# [DATA SECTION]
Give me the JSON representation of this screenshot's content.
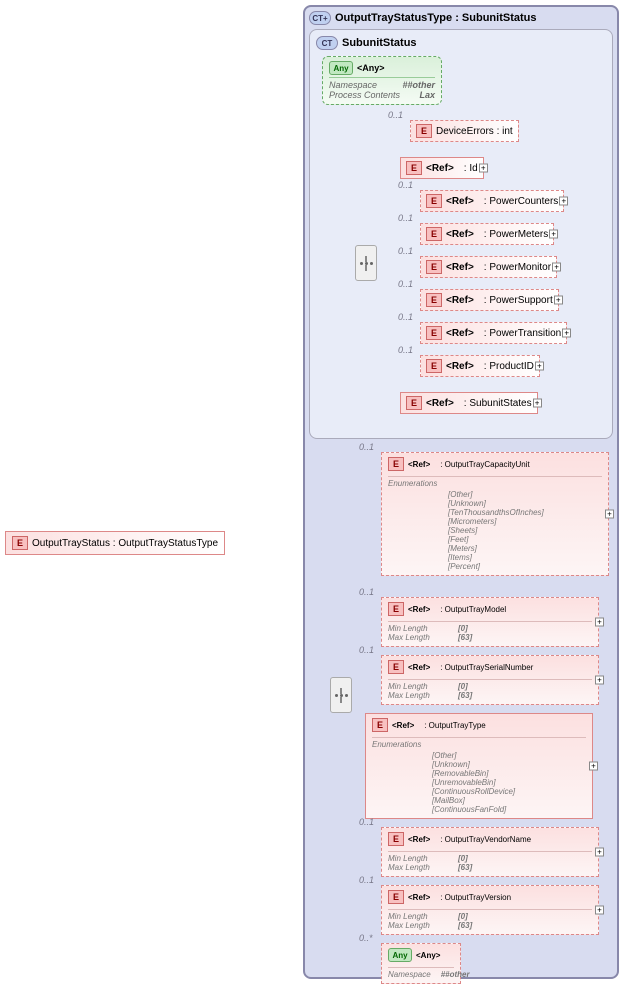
{
  "root": {
    "label": "OutputTrayStatus : OutputTrayStatusType"
  },
  "outer_ct": {
    "title": "OutputTrayStatusType : SubunitStatus"
  },
  "inner_ct": {
    "title": "SubunitStatus",
    "any": {
      "label": "<Any>",
      "ns_k": "Namespace",
      "ns_v": "##other",
      "pc_k": "Process Contents",
      "pc_v": "Lax"
    },
    "items": [
      {
        "card": "0..1",
        "ref": false,
        "label": "DeviceErrors : int",
        "dashed": true
      },
      {
        "card": "",
        "ref": true,
        "label": ": Id",
        "expand": true
      },
      {
        "card": "0..1",
        "ref": true,
        "label": ": PowerCounters",
        "dashed": true,
        "expand": true
      },
      {
        "card": "0..1",
        "ref": true,
        "label": ": PowerMeters",
        "dashed": true,
        "expand": true
      },
      {
        "card": "0..1",
        "ref": true,
        "label": ": PowerMonitor",
        "dashed": true,
        "expand": true
      },
      {
        "card": "0..1",
        "ref": true,
        "label": ": PowerSupport",
        "dashed": true,
        "expand": true
      },
      {
        "card": "0..1",
        "ref": true,
        "label": ": PowerTransition",
        "dashed": true,
        "expand": true
      },
      {
        "card": "0..1",
        "ref": true,
        "label": ": ProductID",
        "dashed": true,
        "expand": true
      },
      {
        "card": "",
        "ref": true,
        "label": ": SubunitStates",
        "expand": true
      }
    ]
  },
  "outer_items": [
    {
      "card": "0..1",
      "ref": true,
      "label": ": OutputTrayCapacityUnit",
      "dashed": true,
      "expand": true,
      "constraints": {
        "type": "enum",
        "title": "Enumerations",
        "values": [
          "[Other]",
          "[Unknown]",
          "[TenThousandthsOfInches]",
          "[Micrometers]",
          "[Sheets]",
          "[Feet]",
          "[Meters]",
          "[Items]",
          "[Percent]"
        ]
      }
    },
    {
      "card": "0..1",
      "ref": true,
      "label": ": OutputTrayModel",
      "dashed": true,
      "expand": true,
      "constraints": {
        "type": "len",
        "rows": [
          [
            "Min Length",
            "[0]"
          ],
          [
            "Max Length",
            "[63]"
          ]
        ]
      }
    },
    {
      "card": "0..1",
      "ref": true,
      "label": ": OutputTraySerialNumber",
      "dashed": true,
      "expand": true,
      "constraints": {
        "type": "len",
        "rows": [
          [
            "Min Length",
            "[0]"
          ],
          [
            "Max Length",
            "[63]"
          ]
        ]
      }
    },
    {
      "card": "",
      "ref": true,
      "label": ": OutputTrayType",
      "expand": true,
      "constraints": {
        "type": "enum",
        "title": "Enumerations",
        "values": [
          "[Other]",
          "[Unknown]",
          "[RemovableBin]",
          "[UnremovableBin]",
          "[ContinuousRollDevice]",
          "[MailBox]",
          "[ContinuousFanFold]"
        ]
      }
    },
    {
      "card": "0..1",
      "ref": true,
      "label": ": OutputTrayVendorName",
      "dashed": true,
      "expand": true,
      "constraints": {
        "type": "len",
        "rows": [
          [
            "Min Length",
            "[0]"
          ],
          [
            "Max Length",
            "[63]"
          ]
        ]
      }
    },
    {
      "card": "0..1",
      "ref": true,
      "label": ": OutputTrayVersion",
      "dashed": true,
      "expand": true,
      "constraints": {
        "type": "len",
        "rows": [
          [
            "Min Length",
            "[0]"
          ],
          [
            "Max Length",
            "[63]"
          ]
        ]
      }
    },
    {
      "card": "0..*",
      "any": true,
      "label": "<Any>",
      "constraints": {
        "type": "ns",
        "rows": [
          [
            "Namespace",
            "##other"
          ]
        ]
      }
    }
  ]
}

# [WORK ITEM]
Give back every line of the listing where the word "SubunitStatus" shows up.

# [RESPONSE]
    "title": "OutputTrayStatusType : SubunitStatus"
    "title": "SubunitStatus",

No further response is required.